== DATA PROVIDED ==

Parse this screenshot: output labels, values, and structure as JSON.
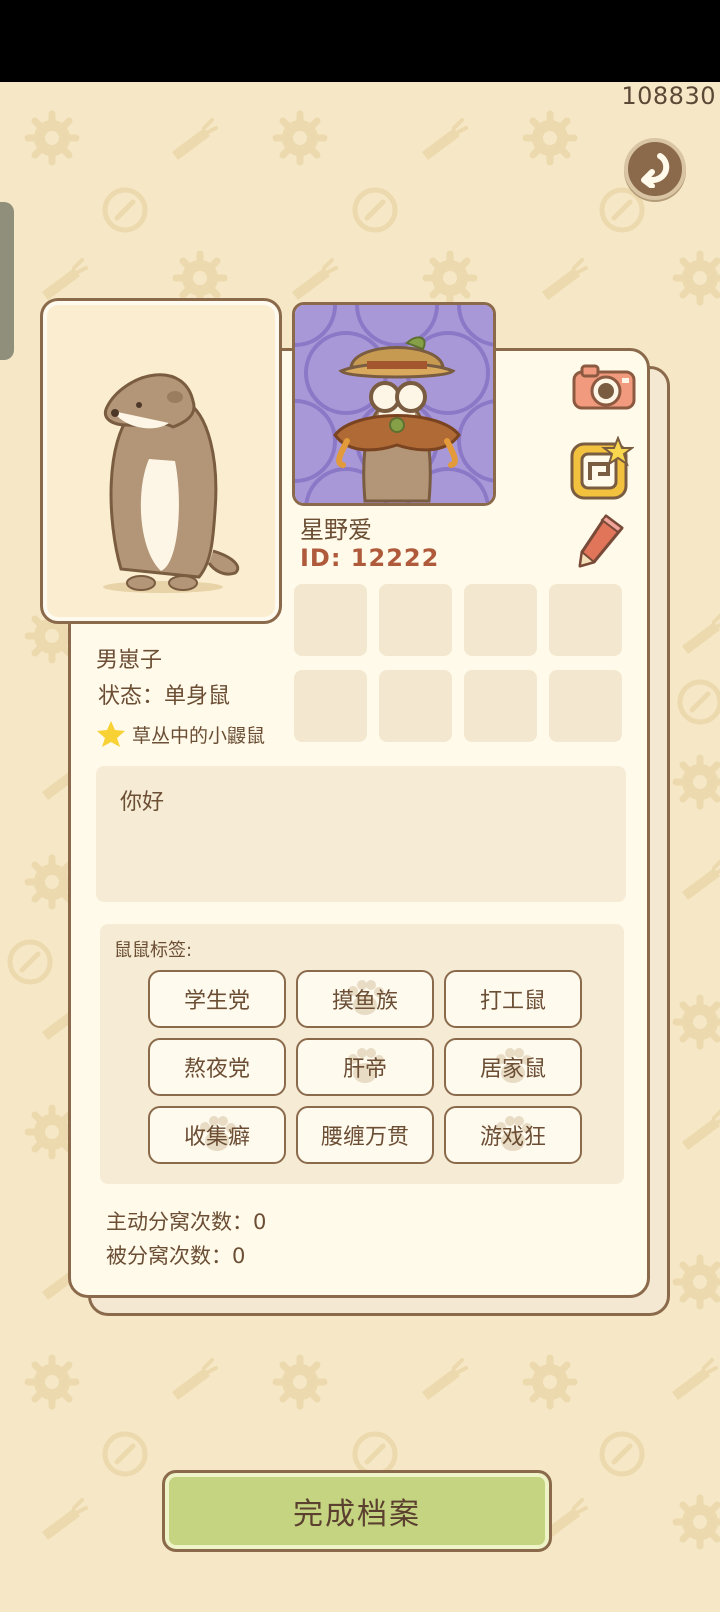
{
  "status_counter": "108830",
  "icons": {
    "back": "back-arrow-icon",
    "camera": "camera-icon",
    "frame": "star-frame-icon",
    "pencil": "pencil-icon",
    "title_star": "star-icon",
    "tag_paw": "paw-print-icon"
  },
  "profile": {
    "nickname": "星野爱",
    "id_label": "ID: 12222",
    "gender": "男崽子",
    "status": "状态：单身鼠",
    "title": "草丛中的小鼹鼠",
    "bio": "你好"
  },
  "tags": {
    "label": "鼠鼠标签:",
    "items": [
      {
        "label": "学生党",
        "paw": false
      },
      {
        "label": "摸鱼族",
        "paw": true
      },
      {
        "label": "打工鼠",
        "paw": false
      },
      {
        "label": "熬夜党",
        "paw": false
      },
      {
        "label": "肝帝",
        "paw": true
      },
      {
        "label": "居家鼠",
        "paw": true
      },
      {
        "label": "收集癖",
        "paw": true
      },
      {
        "label": "腰缠万贯",
        "paw": false
      },
      {
        "label": "游戏狂",
        "paw": true
      }
    ]
  },
  "stats": {
    "active_split": "主动分窝次数：0",
    "passive_split": "被分窝次数：0"
  },
  "finish_button": "完成档案",
  "colors": {
    "background": "#f6e8c6",
    "card": "#fffaea",
    "border": "#8b6a4c",
    "id_text": "#b05a3c",
    "finish_button": "#c4d480",
    "outfit_bg": "#a998d8"
  }
}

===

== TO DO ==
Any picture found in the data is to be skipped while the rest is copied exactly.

== SOLUTION BELOW ==
Parse this screenshot: output labels, values, and structure as JSON.
{
  "status_counter": "108830",
  "icons": {
    "back": "back-arrow-icon",
    "camera": "camera-icon",
    "frame": "star-frame-icon",
    "pencil": "pencil-icon",
    "title_star": "star-icon",
    "tag_paw": "paw-print-icon"
  },
  "profile": {
    "nickname": "星野爱",
    "id_label": "ID: 12222",
    "gender": "男崽子",
    "status": "状态：单身鼠",
    "title": "草丛中的小鼹鼠",
    "bio": "你好"
  },
  "tags": {
    "label": "鼠鼠标签:",
    "items": [
      {
        "label": "学生党",
        "paw": false
      },
      {
        "label": "摸鱼族",
        "paw": true
      },
      {
        "label": "打工鼠",
        "paw": false
      },
      {
        "label": "熬夜党",
        "paw": false
      },
      {
        "label": "肝帝",
        "paw": true
      },
      {
        "label": "居家鼠",
        "paw": true
      },
      {
        "label": "收集癖",
        "paw": true
      },
      {
        "label": "腰缠万贯",
        "paw": false
      },
      {
        "label": "游戏狂",
        "paw": true
      }
    ]
  },
  "stats": {
    "active_split": "主动分窝次数：0",
    "passive_split": "被分窝次数：0"
  },
  "finish_button": "完成档案",
  "colors": {
    "background": "#f6e8c6",
    "card": "#fffaea",
    "border": "#8b6a4c",
    "id_text": "#b05a3c",
    "finish_button": "#c4d480",
    "outfit_bg": "#a998d8"
  }
}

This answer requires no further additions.